In the early hours of November 16, 2011, Tunisian prisoner Yosri Trigui, aged 27, who was convicted of terrorism by the Iraqi authorities, was executed in Iraq. Trigui had entered the Iraqi territories when he was only 19 years old.
On May 20, 2006, he was arrested by United States (US) forces, and later on in that same year he was sentenced to death by a court in Baghdad for his alleged involvement in the bombing of one of Shi'a's holiest sites al-Askari shrine, in the city of Samarra, and the killing of a journalist from Al-Arabiya channel, Atwar Bahjat. The bombing lit the flame for sectarian violence between the Sunnis and Shi'ites in Iraq.
In 2009, and due to lack of evidence, the death penalty was overturned, and Trigui was sentenced to 15 years in prison for entering ”the Iraqi territories illegally.” His family claims that, in February 2011, and in a phone call he told them that he had been sentenced – in absentia – to death, again.
His father wrote [ar], before the execution of his son on the Facebook page, ‘Tous pour que Yosri Trigui rentre chez lui, en tunisie’ (All united so that Yosri Trigui returns home to Tunisia) [fr]:
In July, 2011, Amnesty International appealed to the Iraqi authorities to commute the death penalty against Trigui, who ”was sentenced to death following a trial which appeared not to meet international standards for fair trials”, said the organization in a statement.
According to Amnesty, Trigui, was among 11 people convicted of terrorist acts, to be hanged on November 16.
The execution of Trigui divided Tunisian netizens.
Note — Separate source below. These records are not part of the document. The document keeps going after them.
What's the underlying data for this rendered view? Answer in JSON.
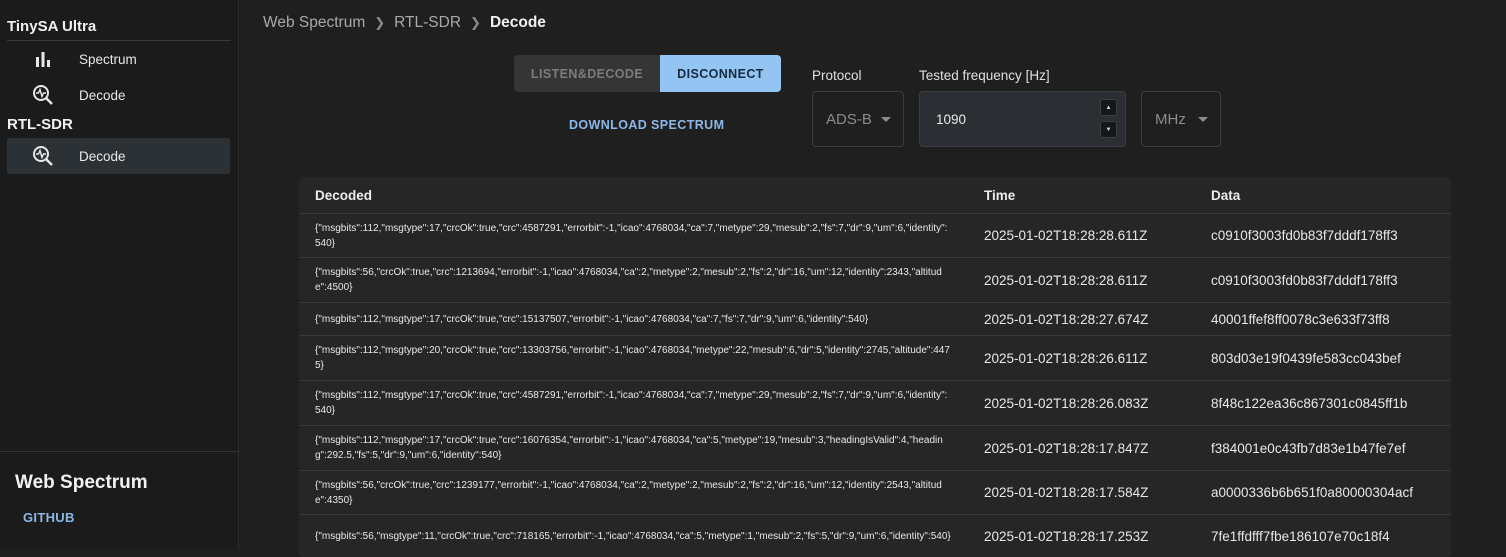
{
  "sidebar": {
    "section1": "TinySA Ultra",
    "items1": [
      {
        "label": "Spectrum",
        "icon": "bar-chart-icon"
      },
      {
        "label": "Decode",
        "icon": "decode-search-icon"
      }
    ],
    "section2": "RTL-SDR",
    "items2": [
      {
        "label": "Decode",
        "icon": "decode-search-icon",
        "active": true
      }
    ],
    "brand": "Web Spectrum",
    "github": "GITHUB"
  },
  "breadcrumb": [
    "Web Spectrum",
    "RTL-SDR",
    "Decode"
  ],
  "controls": {
    "listen": "LISTEN&DECODE",
    "disconnect": "DISCONNECT",
    "download": "DOWNLOAD SPECTRUM",
    "protocol_label": "Protocol",
    "protocol_value": "ADS-B",
    "freq_label": "Tested frequency [Hz]",
    "freq_value": "1090",
    "unit_value": "MHz"
  },
  "table": {
    "headers": {
      "decoded": "Decoded",
      "time": "Time",
      "data": "Data"
    },
    "rows": [
      {
        "decoded": "{\"msgbits\":112,\"msgtype\":17,\"crcOk\":true,\"crc\":4587291,\"errorbit\":-1,\"icao\":4768034,\"ca\":7,\"metype\":29,\"mesub\":2,\"fs\":7,\"dr\":9,\"um\":6,\"identity\":540}",
        "time": "2025-01-02T18:28:28.611Z",
        "data": "c0910f3003fd0b83f7dddf178ff3"
      },
      {
        "decoded": "{\"msgbits\":56,\"crcOk\":true,\"crc\":1213694,\"errorbit\":-1,\"icao\":4768034,\"ca\":2,\"metype\":2,\"mesub\":2,\"fs\":2,\"dr\":16,\"um\":12,\"identity\":2343,\"altitude\":4500}",
        "time": "2025-01-02T18:28:28.611Z",
        "data": "c0910f3003fd0b83f7dddf178ff3"
      },
      {
        "decoded": "{\"msgbits\":112,\"msgtype\":17,\"crcOk\":true,\"crc\":15137507,\"errorbit\":-1,\"icao\":4768034,\"ca\":7,\"fs\":7,\"dr\":9,\"um\":6,\"identity\":540}",
        "time": "2025-01-02T18:28:27.674Z",
        "data": "40001ffef8ff0078c3e633f73ff8"
      },
      {
        "decoded": "{\"msgbits\":112,\"msgtype\":20,\"crcOk\":true,\"crc\":13303756,\"errorbit\":-1,\"icao\":4768034,\"metype\":22,\"mesub\":6,\"dr\":5,\"identity\":2745,\"altitude\":4475}",
        "time": "2025-01-02T18:28:26.611Z",
        "data": "803d03e19f0439fe583cc043bef"
      },
      {
        "decoded": "{\"msgbits\":112,\"msgtype\":17,\"crcOk\":true,\"crc\":4587291,\"errorbit\":-1,\"icao\":4768034,\"ca\":7,\"metype\":29,\"mesub\":2,\"fs\":7,\"dr\":9,\"um\":6,\"identity\":540}",
        "time": "2025-01-02T18:28:26.083Z",
        "data": "8f48c122ea36c867301c0845ff1b"
      },
      {
        "decoded": "{\"msgbits\":112,\"msgtype\":17,\"crcOk\":true,\"crc\":16076354,\"errorbit\":-1,\"icao\":4768034,\"ca\":5,\"metype\":19,\"mesub\":3,\"headingIsValid\":4,\"heading\":292.5,\"fs\":5,\"dr\":9,\"um\":6,\"identity\":540}",
        "time": "2025-01-02T18:28:17.847Z",
        "data": "f384001e0c43fb7d83e1b47fe7ef"
      },
      {
        "decoded": "{\"msgbits\":56,\"crcOk\":true,\"crc\":1239177,\"errorbit\":-1,\"icao\":4768034,\"ca\":2,\"metype\":2,\"mesub\":2,\"fs\":2,\"dr\":16,\"um\":12,\"identity\":2543,\"altitude\":4350}",
        "time": "2025-01-02T18:28:17.584Z",
        "data": "a0000336b6b651f0a80000304acf"
      },
      {
        "decoded": "{\"msgbits\":56,\"msgtype\":11,\"crcOk\":true,\"crc\":718165,\"errorbit\":-1,\"icao\":4768034,\"ca\":5,\"metype\":1,\"mesub\":2,\"fs\":5,\"dr\":9,\"um\":6,\"identity\":540}",
        "time": "2025-01-02T18:28:17.253Z",
        "data": "7fe1ffdfff7fbe186107e70c18f4"
      }
    ]
  }
}
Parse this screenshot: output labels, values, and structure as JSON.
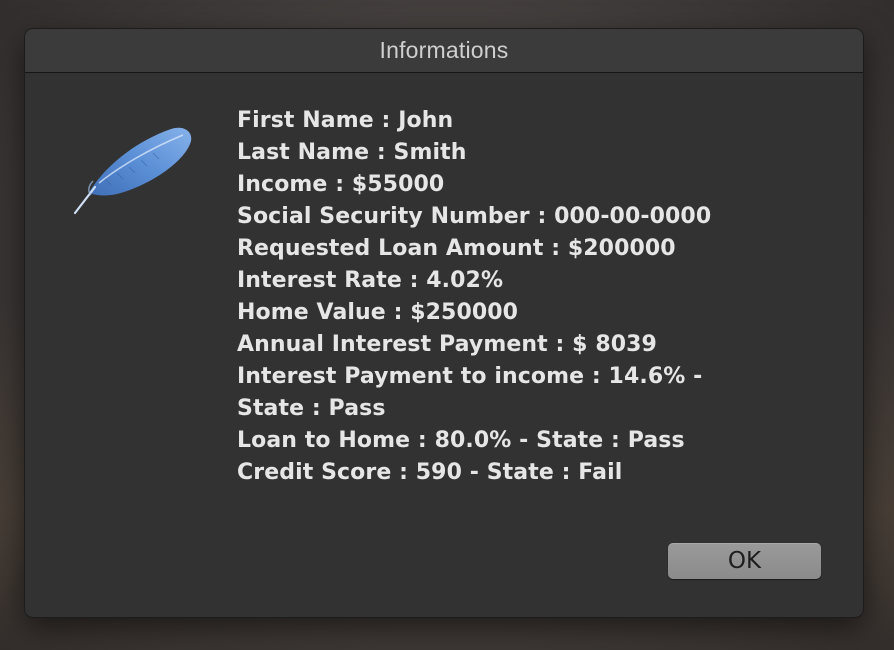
{
  "dialog": {
    "title": "Informations",
    "icon": "feather-icon",
    "lines": [
      "First Name : John",
      "Last Name : Smith",
      "Income : $55000",
      "Social Security Number : 000-00-0000",
      "Requested Loan Amount : $200000",
      "Interest Rate : 4.02%",
      "Home Value : $250000",
      "Annual Interest Payment : $ 8039",
      "Interest Payment to income : 14.6% -",
      "State : Pass",
      "Loan to Home : 80.0% - State : Pass",
      "Credit Score : 590 - State : Fail"
    ],
    "ok_label": "OK"
  },
  "colors": {
    "dialog_background": "#323232",
    "text": "#e6e6e6",
    "button": "#8f8f8f",
    "feather": "#5b8fd6"
  }
}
There are those who believe, that for his involvement in the killing of dozens of innocent people, he deserved the punishment he got.
@djerbafr tweets [fr]:
avant de pleurer l’exécution de #yossritriki ayez une petite pensée pour la famille des centaines de ses victimes!
Le supplice du Pal adds [fr]:
ce n'etait q'un terroriste… pourquoi s'indigner
Those who sympathized with Trigui's plight claim that his trial did not meet international standards, and that he might have been brainwashed to commit such atrocities.
Blogger Tarek Kahlaoui blamed the current interim government for not doing enough to save him [ar]:
Tarek Kahloui urged the Tunisian authorities to intervene in order to save the lives of other Tunisians sentenced to death in Iraq:
Tarek Cheniti notes [fr]:
Dégouté par l’annonce de l’exécution de Yosri Trigui en Irak. Stop à toute cette violence y’en a marre.
In protest against the execution, a Tunisian hacker known as GlaDiaT0R hacked a page of the website of the Iraqi Ministry of Oil. ”We do not forget, we do not forgive, we are not anonymous, we are Tunisians. Expect us” was the message published by the hacker, in an imitation to the style of the international hacking group Anonymous.
Meanwhile, the writer of the blog Boukornine puts the blame [fr] on Yosri, his father, the Islamist leader Rached Ghannouchi, and the Tunisian elite:
J'accuse Yosri Triqui de naïveté, de bêtise, d'avoir été embobiné, endoctriné, manipulé (…)Je l'accuse… d'avoir faussement rassuré l'opinion publique(…)J'accuse l'élite tunisienne de ne pas guider cette jeunesse (…)J'accuse le père de Yosri Triqui de glorifier la mort bête et inutile de son enfant, de ne pas s'avouer qu'il a échoué dans son éducation, qu'il n'a pas été là pour le guider quand il a commencé à avoir ces idées macabres (…)Ton départ me torture, Yosri. Ton exécution me hante, je te regarde mais ne vois pas de terroriste.
The writer finishes the post with a message to all parents:
Expliquez à vos enfants que le plus intense et le plus glorieux des djihad est de réussir à l'école, de devenir un bon citoyen, de trouver un boulot, de fonder une famille et de vivre heureux